EyeSight remains one of the best active-safety and driver-assistance systems available today. Using two forward-facing cameras, the adaptive cruise control gradually slows down and speeds up as needed based on how traffic in front of you is flowing. The car will gradually slow down if a car merges in front you and will stay at a set speed or speed up smoothly when that car moves out of the way. EyeSight’s forward collision warning is also one of the best because it isn’t intrusive and can easily detect when traffic is slowing down quickly, allowing it to warn you to brake ahead of time. Combined with lane departure warning and blind-spot warning, the system can make long road trips easier. It’s able to scan the road ahead without becoming annoying and gives the driver enough time to react if it senses trouble.

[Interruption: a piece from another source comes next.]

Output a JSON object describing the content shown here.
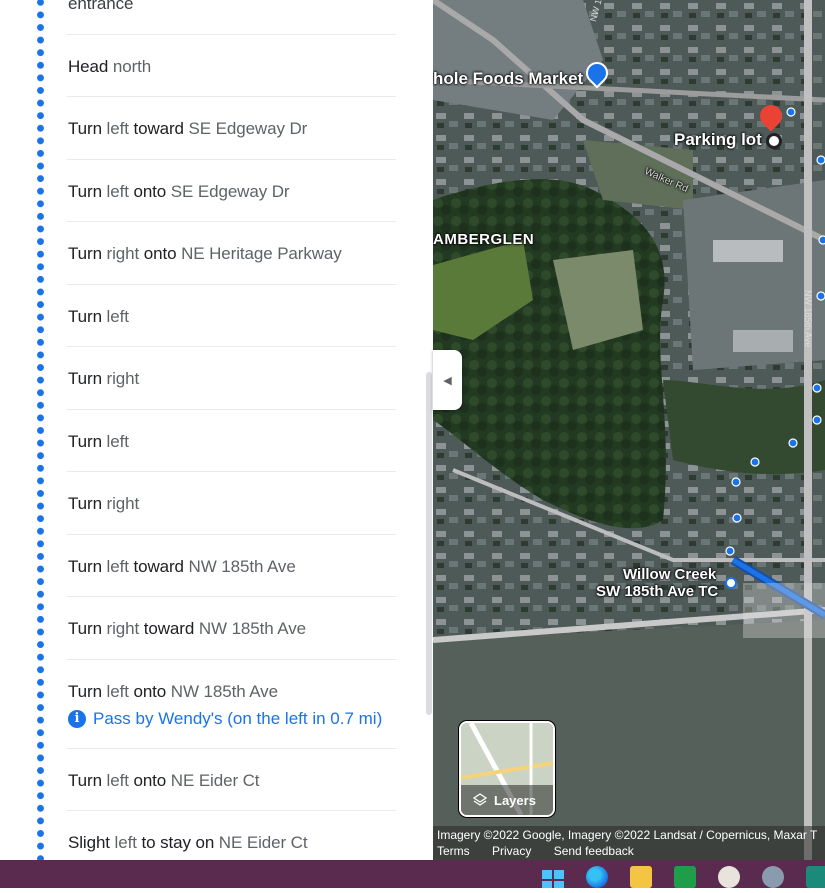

The 2017 Subaru Impreza just received a Top Safety Pick+ award from the IIHS, scoring Good on all crash tests and the headlight safety test when equipped with the available LED headlights. As a testament to EyeSight’s effectiveness, the 2017 Impreza also received the highest score of Superior in the IIHS’ front crash-prevention test when it avoided a 12-mph (19-km/h) and 25-mph (40-km/h) collision.
As tested at $29,260 USD, the Impreza Limited hatch veers toward the more expensive end of the spectrum when loaded with everything. Our Sport sedan tester, on the other hand, was more affordable at $23,615 USD because it didn’t have the EyeSight safety suite, which was a $2,945 USD extra. For the money, both cars offer plenty of value, thanks to a generous standard equipment list. Just be mindful with the options sheet.
With its spacious interior and solid suite of active safety features, the 2017 Subaru Impreza is as sensible as they come. Sure, it’s no sport compact, but it excels where it matters for most consumers: the real world. It offers a smooth ride and handling balance, generous room for adult passengers, and plenty of space, especially in the wagon. Even though slightly underpowered, the 2017 Impreza’s excellent fuel economy makes up for it. Combine that with an infotainment system that’s now one of the best, and the 2017 Impreza becomes a great all-around compact car that does nearly everything well.
|2017 Subaru Impreza Sedan (2.0i Sport)||2017 Subaru Impreza Hatch (2.0i Limited)|
|PRICE AS TESTED||$23,615||$29,260|
|VEHICLE LAYOUT||Front-engine, AWD, 5-pass, 4-door sedan||Front-engine, AWD, 5-pass, 4-door hatchback|
|ENGINE||2.0L/152-hp/145-lb-ft DOHC 16-valve flat-4||2.0L/152-hp/145-lb-ft DOHC 16-valve flat-4|
|TRANSMISSION||Cont variable auto||Cont variable auto|
|CURB WEIGHT (F/R DIST)||3,114 lb (59/41%)||3,161 lb (59/41%)|
|WHEELBASE||105.1 in||105.1 in|
|LENGTH x WIDTH x HEIGHT||182.1 x 70.0 x 57.3 in||175.6 x 70.0 x 57.3 in|
|0-60 MPH||9.0 sec||9.2 sec|
|QUARTER MILE||16.9 sec @ 85.3 mph||17.1 sec @ 83.9 mph|
|BRAKING, 60-0 MPH||118 ft||118 ft|
|LATERAL ACCELERATION||0.85 g (avg)||0.83 g (avg)|
|MT FIGURE EIGHT||27.6 sec @ 0.61 g (avg)||28.2 sec @ 0.59 g (avg)|
|REAL MPG, CITY/HWY/COMB||34.4/35.8/35.0 mpg||N/A|
|EPA CITY/HWY/COMB FUEL ECON||27/36/30 mpg||28/37/30 mpg|
|ENERGY CONS, CITY/HWY||125/94 kW-hrs/100 miles||125/94 kW-hrs/100 miles|
|CO2 EMISSIONS, COMB||0.64 lb/mile||0.64 lb/mile|